In this frosty winter weather, nice wollen socks are a comfort for cold feet. That's why I am currently knitting socks, socks and even more socks. I also wanted to try a few different techniques for knitting socks. The helix knitting allows for jogless stripes and is great to use up leftovers of sock yarn that are not enough for a complete pair of socks.


This is definitely NOT a complete pattern, but a sketch or idea for a pair of socks that explains some points to pay attention to when knitting socks with this helix knitting technique.



Creative Commons License
This work by Knitting and so on is licensed under a Creative Commons Attribution-NonCommercial-ShareAlike 4.0 International License.

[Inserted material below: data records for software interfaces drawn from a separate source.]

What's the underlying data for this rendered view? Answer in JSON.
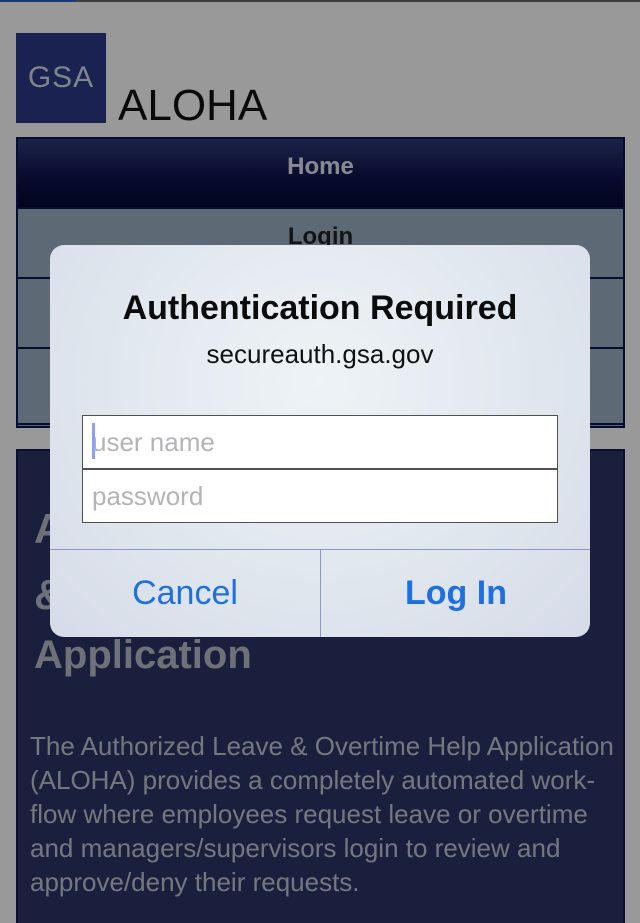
{
  "logo": {
    "text": "GSA"
  },
  "app": {
    "title": "ALOHA"
  },
  "nav": {
    "items": [
      {
        "label": "Home"
      },
      {
        "label": "Login"
      },
      {
        "label": ""
      },
      {
        "label": ""
      }
    ]
  },
  "content": {
    "heading_line1": "A",
    "heading_line2": "&",
    "heading_line3": "Application",
    "body": "The Authorized Leave & Overtime Help Application (ALOHA) provides a completely automated work-flow where employees request leave or overtime and managers/supervisors login to review and approve/deny their requests."
  },
  "dialog": {
    "title": "Authentication Required",
    "host": "secureauth.gsa.gov",
    "username_placeholder": "user name",
    "password_placeholder": "password",
    "cancel_label": "Cancel",
    "login_label": "Log In"
  },
  "colors": {
    "accent": "#1e6fe0",
    "nav_home": "#0b124a",
    "content_bg": "#2e3568",
    "logo_bg": "#2b3a86"
  }
}
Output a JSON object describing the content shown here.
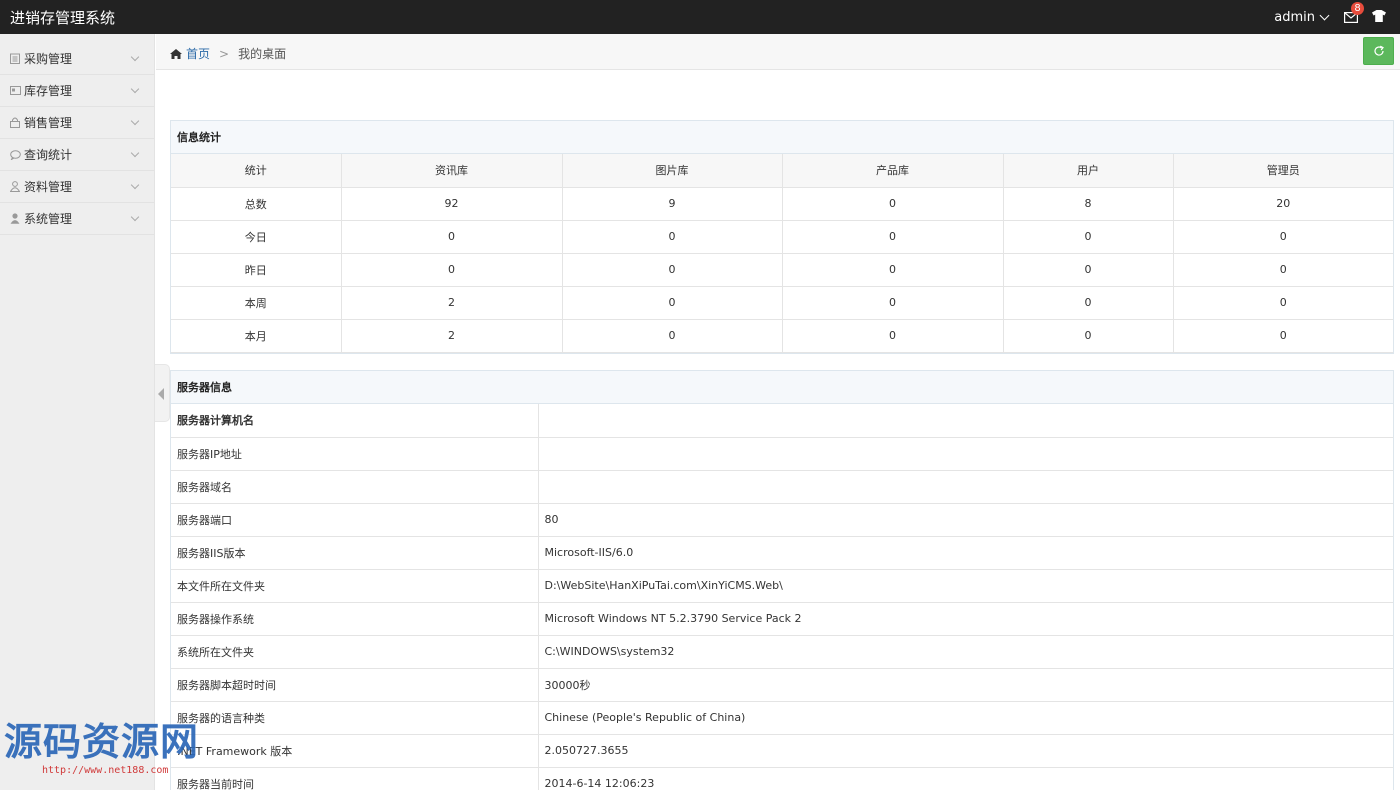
{
  "app": {
    "title": "进销存管理系统"
  },
  "topbar": {
    "user": "admin",
    "mail_count": "8"
  },
  "sidebar": {
    "items": [
      {
        "label": "采购管理",
        "icon": "clipboard-icon"
      },
      {
        "label": "库存管理",
        "icon": "card-icon"
      },
      {
        "label": "销售管理",
        "icon": "lock-icon"
      },
      {
        "label": "查询统计",
        "icon": "chat-icon"
      },
      {
        "label": "资料管理",
        "icon": "user-outline-icon"
      },
      {
        "label": "系统管理",
        "icon": "user-solid-icon"
      }
    ]
  },
  "breadcrumb": {
    "home": "首页",
    "separator": ">",
    "current": "我的桌面"
  },
  "stats": {
    "title": "信息统计",
    "headers": [
      "统计",
      "资讯库",
      "图片库",
      "产品库",
      "用户",
      "管理员"
    ],
    "rows": [
      [
        "总数",
        "92",
        "9",
        "0",
        "8",
        "20"
      ],
      [
        "今日",
        "0",
        "0",
        "0",
        "0",
        "0"
      ],
      [
        "昨日",
        "0",
        "0",
        "0",
        "0",
        "0"
      ],
      [
        "本周",
        "2",
        "0",
        "0",
        "0",
        "0"
      ],
      [
        "本月",
        "2",
        "0",
        "0",
        "0",
        "0"
      ]
    ]
  },
  "server": {
    "title": "服务器信息",
    "rows": [
      [
        "服务器计算机名",
        ""
      ],
      [
        "服务器IP地址",
        ""
      ],
      [
        "服务器域名",
        ""
      ],
      [
        "服务器端口",
        "80"
      ],
      [
        "服务器IIS版本",
        "Microsoft-IIS/6.0"
      ],
      [
        "本文件所在文件夹",
        "D:\\WebSite\\HanXiPuTai.com\\XinYiCMS.Web\\"
      ],
      [
        "服务器操作系统",
        "Microsoft Windows NT 5.2.3790 Service Pack 2"
      ],
      [
        "系统所在文件夹",
        "C:\\WINDOWS\\system32"
      ],
      [
        "服务器脚本超时时间",
        "30000秒"
      ],
      [
        "服务器的语言种类",
        "Chinese (People's Republic of China)"
      ],
      [
        ".NET Framework 版本",
        "2.050727.3655"
      ],
      [
        "服务器当前时间",
        "2014-6-14 12:06:23"
      ]
    ]
  },
  "watermark": {
    "text": "源码资源网",
    "url": "http://www.net188.com"
  },
  "colors": {
    "topbar": "#222222",
    "link": "#2d6ba8",
    "refresh": "#5cb85c",
    "badge": "#e74c3c"
  }
}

Materials
  • about 60 to 70 grams of fingering weight yarn
  • 3mm dpns (I usually distribute my stitches on four needles when knitting socks)
  • scrap yarn for afterthought heel
  • a tapestry needle to weave in ends

Techniques


"Instructions" or what to bear in mind

Knit a toe in one color and distribute your stitches on four needles. After finishing the toe, skip one needle and start the 2nd color in the middle of the sole side of your sock (see photo on the right hand side).


Knit two needles with the 2nd color, then go back to the 1st color yarn and knit two needles with your 1st color. Switch to the needle where the yarn of the 2nd color is currently and knit two needles from there. Go on alternating between both colors.

For this kind of helix knitting you need a heel that does not rely on rows on the top of the foot. The only heel with this property that I know of is the afterthought heel. Make sure to insert the scrap yarn for the afterthought heel after knitting the two heel needles in one color, i.e. do not insert the scrap yarn for the afterthought heel over a color change.

Then go on with your helix pattern - make sure to end the 2nd color also in the middle of the back of the sock. I used the first color to knit the rib and also to knit the afterthought heel.